Bennett is in her third year with the co-teaching model. She said it was scary at first, but now: “it is a breath of fresh air.” She is the content specialist, while her co-teacher “looks through the eyes of the learner.” But they both teach and support students individually.

“I grow as a teacher. I’m learning new ways to support students in success,” Bennett said.

Successfully shifting to an inclusion model required many types of ongoing support from Wille, such as time for teachers to engage in professional development and PLCs. “We are a team working for kids,” Bennett said.

Students with IEPs who need more support also take a life skills class where they can work on their individual goals, which could range from social interactions to appropriate behavior.

“The model here enables us to try different things to meet students needs, and find the appropriate placement during the course of middle school,” said life skills teacher Ashley Castillo. “We try a lot of things and adjust as needed.”

‘Actioning’ learning standards

On a recent fall morning, Wille greeted students in between classes. On the walls of the hallway are inspirational quotes, along with bulletin boards featuring learning standards and samples of student work aligned to those standards. “Making the work visible” is part of how staff stay accountable to each other and maintain transparency about their work, Wille said.

In a 6th grade English classroom, students worked on writing leads. Wille walked around the room talking with students, as he often does. When he visits classrooms, he poses three questions to students: what are you learning?
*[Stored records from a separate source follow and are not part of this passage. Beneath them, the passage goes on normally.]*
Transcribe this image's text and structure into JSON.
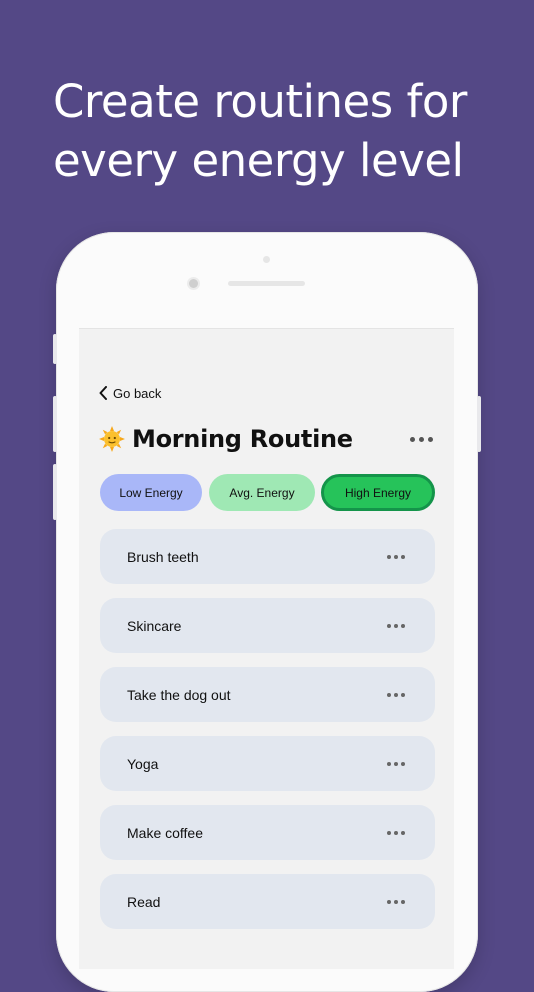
{
  "headline": "Create routines for every energy level",
  "screen": {
    "back_label": "Go back",
    "routine": {
      "icon": "sun-face-icon",
      "title": "Morning Routine"
    },
    "energy_filters": [
      {
        "label": "Low Energy",
        "color": "#a9b7f8",
        "selected": false
      },
      {
        "label": "Avg. Energy",
        "color": "#9fe8b4",
        "selected": false
      },
      {
        "label": "High Energy",
        "color": "#26c35a",
        "selected": true
      }
    ],
    "tasks": [
      {
        "label": "Brush teeth"
      },
      {
        "label": "Skincare"
      },
      {
        "label": "Take the dog out"
      },
      {
        "label": "Yoga"
      },
      {
        "label": "Make coffee"
      },
      {
        "label": "Read"
      }
    ]
  },
  "colors": {
    "background": "#544886",
    "task_card": "#e2e7ef",
    "screen_bg": "#f2f2f2"
  }
}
How do you know you’ve learned it? What are the next steps?

School staff have set a goal to “close the gap,” so that in the current school year, every student meets grade level proficiency or improves by one level on the Smarter Balanced assessment (SBA). The school already performs better than state averages on the SBA, with nearly 70 percent of 8th graders meeting standard in English, and almost 65 percent scoring proficient in math.
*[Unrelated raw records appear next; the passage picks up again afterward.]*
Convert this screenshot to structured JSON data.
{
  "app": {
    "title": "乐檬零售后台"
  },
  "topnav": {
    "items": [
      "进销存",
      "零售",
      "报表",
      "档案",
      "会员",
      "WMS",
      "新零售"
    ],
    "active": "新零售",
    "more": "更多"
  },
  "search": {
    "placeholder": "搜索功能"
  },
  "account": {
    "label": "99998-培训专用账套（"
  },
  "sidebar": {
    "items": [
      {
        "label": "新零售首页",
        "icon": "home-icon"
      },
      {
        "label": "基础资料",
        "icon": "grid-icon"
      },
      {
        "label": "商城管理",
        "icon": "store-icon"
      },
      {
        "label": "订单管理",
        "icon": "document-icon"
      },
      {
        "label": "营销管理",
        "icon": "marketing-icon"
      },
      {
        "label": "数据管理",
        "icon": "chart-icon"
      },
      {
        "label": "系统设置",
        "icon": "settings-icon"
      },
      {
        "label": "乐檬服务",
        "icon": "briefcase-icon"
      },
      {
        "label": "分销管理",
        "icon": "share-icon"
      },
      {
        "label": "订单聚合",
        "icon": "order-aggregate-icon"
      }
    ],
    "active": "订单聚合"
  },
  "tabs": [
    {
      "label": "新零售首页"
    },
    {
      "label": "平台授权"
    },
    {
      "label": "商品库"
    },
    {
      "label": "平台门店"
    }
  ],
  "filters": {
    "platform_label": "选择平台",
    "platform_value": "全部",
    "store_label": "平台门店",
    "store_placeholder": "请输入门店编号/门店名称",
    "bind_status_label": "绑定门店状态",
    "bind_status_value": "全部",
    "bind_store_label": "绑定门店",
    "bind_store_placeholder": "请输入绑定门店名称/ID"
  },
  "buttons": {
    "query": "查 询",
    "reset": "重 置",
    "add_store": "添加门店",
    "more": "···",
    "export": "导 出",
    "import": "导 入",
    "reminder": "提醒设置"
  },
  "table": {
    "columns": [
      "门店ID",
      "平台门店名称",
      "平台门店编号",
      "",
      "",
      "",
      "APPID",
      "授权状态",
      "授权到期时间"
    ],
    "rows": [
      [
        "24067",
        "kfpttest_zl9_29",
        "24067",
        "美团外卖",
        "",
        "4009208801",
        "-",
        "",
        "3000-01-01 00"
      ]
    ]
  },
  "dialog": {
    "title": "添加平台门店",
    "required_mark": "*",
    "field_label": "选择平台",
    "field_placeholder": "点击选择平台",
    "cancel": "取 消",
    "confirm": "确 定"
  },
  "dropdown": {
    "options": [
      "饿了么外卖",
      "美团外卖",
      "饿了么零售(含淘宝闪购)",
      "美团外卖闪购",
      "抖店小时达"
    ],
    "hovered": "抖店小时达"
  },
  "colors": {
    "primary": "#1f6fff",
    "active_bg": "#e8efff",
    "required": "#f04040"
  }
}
The learning standards are “vertical,” Bennett said, supporting learning that builds from year to year. The school has grade-level teams that break down learning standards and regularly discuss what proficiency looks like. Wille provides professional development time for this work.

Bennett said teachers collaborate with each other to calibrate grading so that students’ work is judged consistently no matter their teacher.

“We rely on our colleagues to support student success,” she said.

Teachers also talk through the standards with students and use them to support students in developing academic goals.

Future focus and goal setting prepare students for high school transition

Connecting classroom work to future plans is also important at Hidden River. The school is committed to ensuring that every 8th grade student completes a High School and Beyond Plan. Health teacher Katy White has led the effort.

“Relevancy has to be there,” White said.

She has developed lessons to deliver in the fall of the 8th grade during health classes, which is an appropriate venue because those classes are already focused on goal setting.

White created a step-by-step checklist to keep students organized as they work on their Plans and to prevent overwhelm from too much material as they prepare for high school course registration. She prints out the high school course catalog for students to review and keeps in touch with counselors at the high school to stay up-to-date and check in on students.

Students often ask her why they must consider all four years of high school when they are picking 9th grade classes. “We need to look at the big picture to make sure that four years of courses add up to graduation,” White said.

Having life all mapped out is not the point, White said. She tells students, “You don’t have to have it all figured out, but you should set goals.”